When Hawkins joined KAHA in 2010, the Michigan-based association was in looking to change directions.
“Coming in from not having played hockey since I was a young kid, I jumped on the board because they were struggling,” said Hawkins. “The association was on probation because we didn’t have enough teams.
“This will be the first year when we won’t have to pull up younger players to the 10U or 12U levels to ensure we have a team. Because we continue to build the association the coaches can play kids at their proper age levels.”
Hawkins played a major role in KAHA forming a partnership with the Kalkaska Rhinos Junior Hockey Club that plays in the United States Premier Hockey League.
“We looked at it as a way to grow our hockey program,” said Hawkins. “Over the last few years we’ve struggled to build older level teams but we continued to focus on teams at the bottom, at the 8U level. Eventually we’d have enough for 10U and 12U.
“Then the struggle was we built the 12U team but struggled to have the 14U team. Kids ended up leaving for other associations because we did not have enough players to form a team.”
As a result, KAHA and Junior Rhinos General Manager/Head Coach Krzysztof Oliwa (who played on the 2000 Stanley Cup champion New Jersey Devils) put their heads together and decided to form a partnership.
“What prompted me to do this was the continued support from the Rhinos and the vision and goal that we could offer an introductory program through junior level hockey,” said Hawkins. “The Rhinos could pull players onto the junior team. For our youth, it gives them a vision of where they can take their hockey careers.
“We look at this as a great opportunity to establish a better foundation for youth hockey in Kalkaska. We’ve already seen the benefits of the Junior Rhinos helping us with practices and creating player excitement at the youth levels.”

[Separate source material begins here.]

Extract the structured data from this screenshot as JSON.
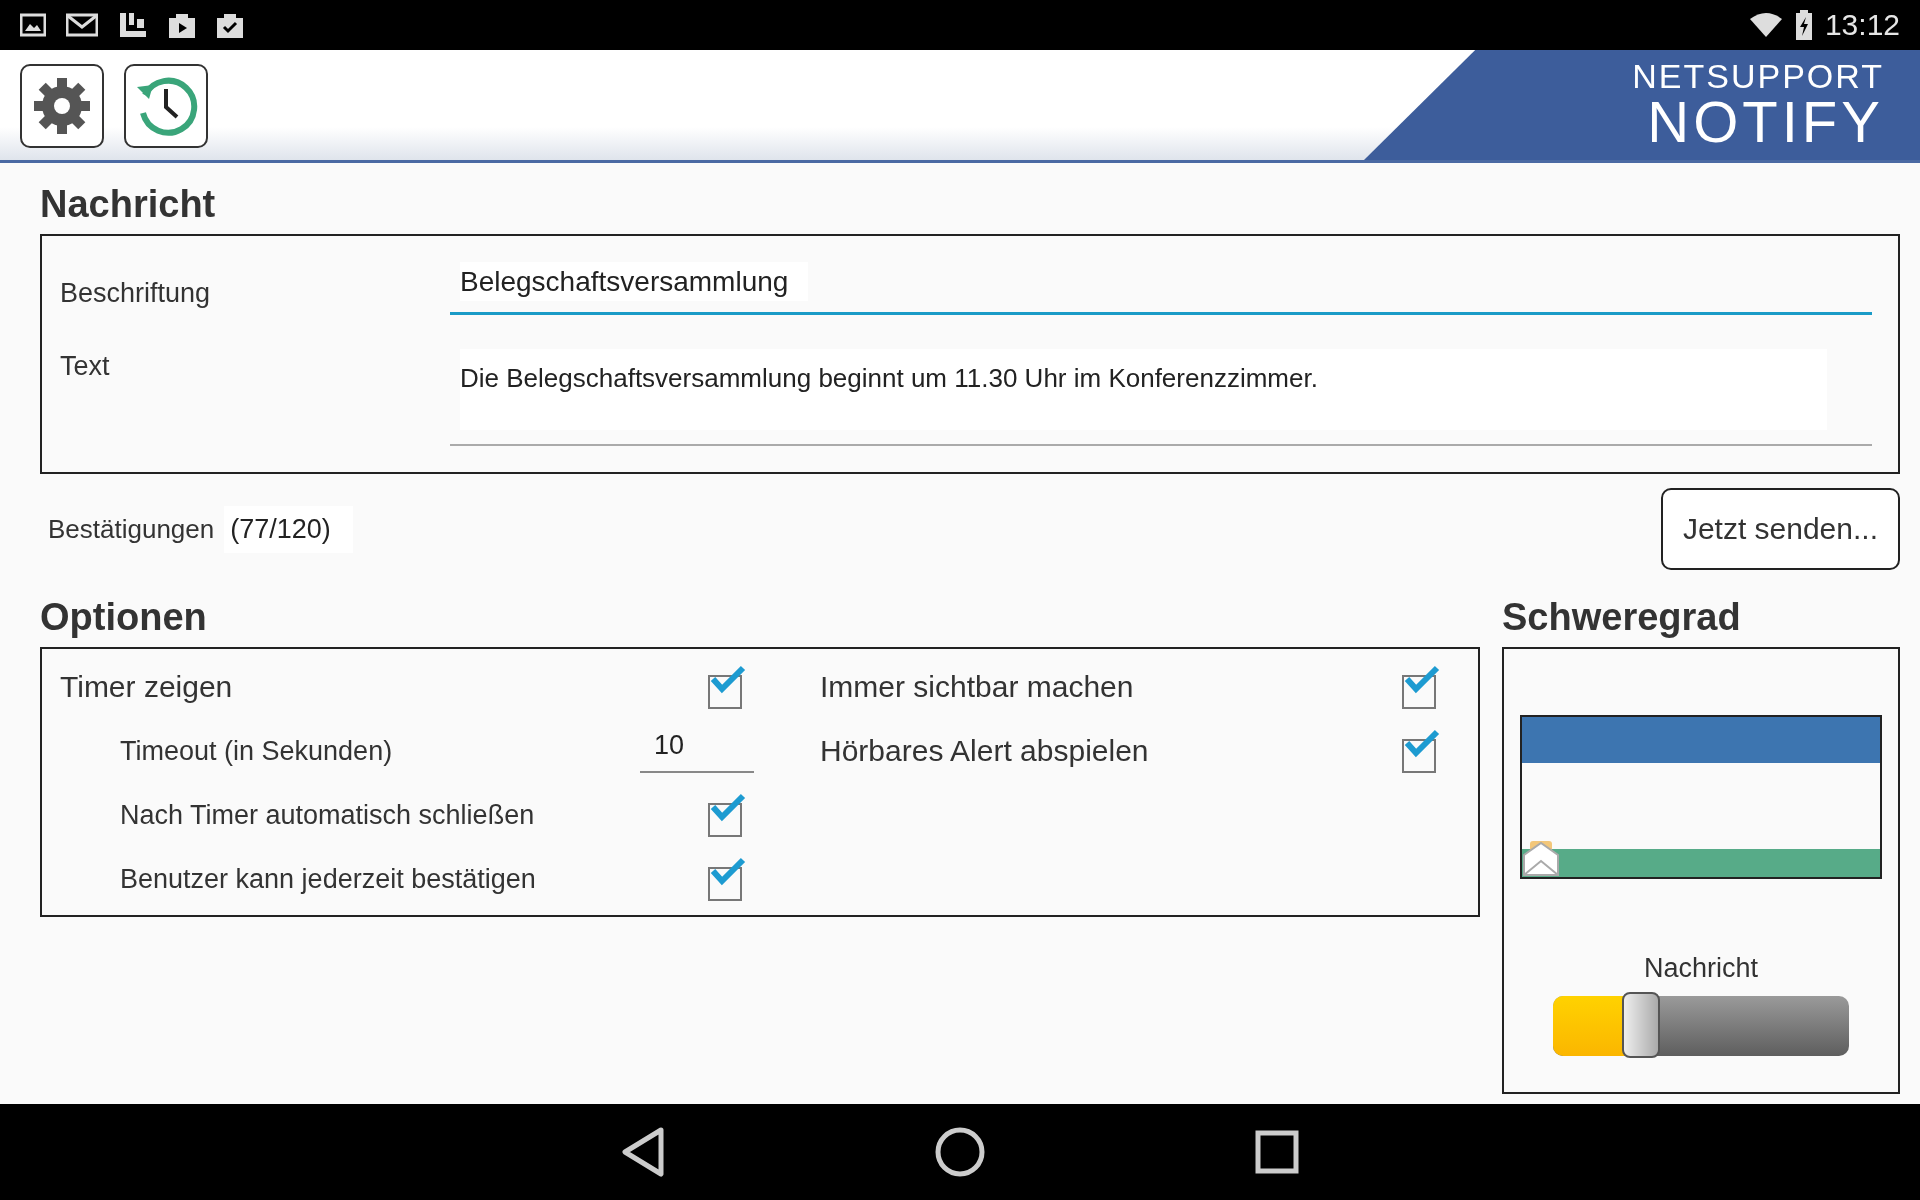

Among other things, the Junior Rhinos have helped KAHA offer try-hockey-for-free sessions and spread the word to the community.
“More youth in Kalkaska are becoming interested in hockey because the Rhinos have actually gone to the community schools and worked with the students and read to them in class,” said Hawkins. “We have a great outreach program with the local elementary schools.
“That’s resulted in the students coming to the rink and skating with the players as well as coming to games to support us and learn the game of hockey.”
Hawkins’ reason for joining KAHA even though he had minimal hockey playing experience was due in large part to his sons’ interest in the sport.
“I joined KAHA as a member in 2010 because I wanted to sign up my oldest son [John] for an introductory program,” he said. “Because I played hockey as a young kid I wanted to get my kids involved. I got my oldest involved and he started to skate and liked it. I now have four kids in the KAHA program.
“After the first year he played, the board had some openings and was hurting for some help. I decided to join the board and as vice president and see what I could do to help. I felt I had the ability to leverage what USA Hockey and MAHA [Michigan Amateur Hockey Association] provided us to get kids engaged.”
Due in large part to this partnership, that’s exactly what’s happened.
“The key things are being able to grow the number of kids that we have involved in hockey every year,” said Hawkins. “Every year we’ve continued to grow and build from the bottom up.
“When we talk about building the program the focus is on the American Development Model. It’s being able to learn about what’s available and take advantage of the tools and methodology provided by USA Hockey.”
Also because of Hawkins’ endeavors, KAHA was able to add a girls’ program.
“We’ve been able to build a girls’ program which is now in a third season,” he said. “The key thing here is typically you start to lose girls as they get older.
“If they wanted to play girls-only hockey they could. Our focus in this third season is to build from the bottom up.”
Story from Red Line Editorial, Inc.
Tag(s): Behind the Glass News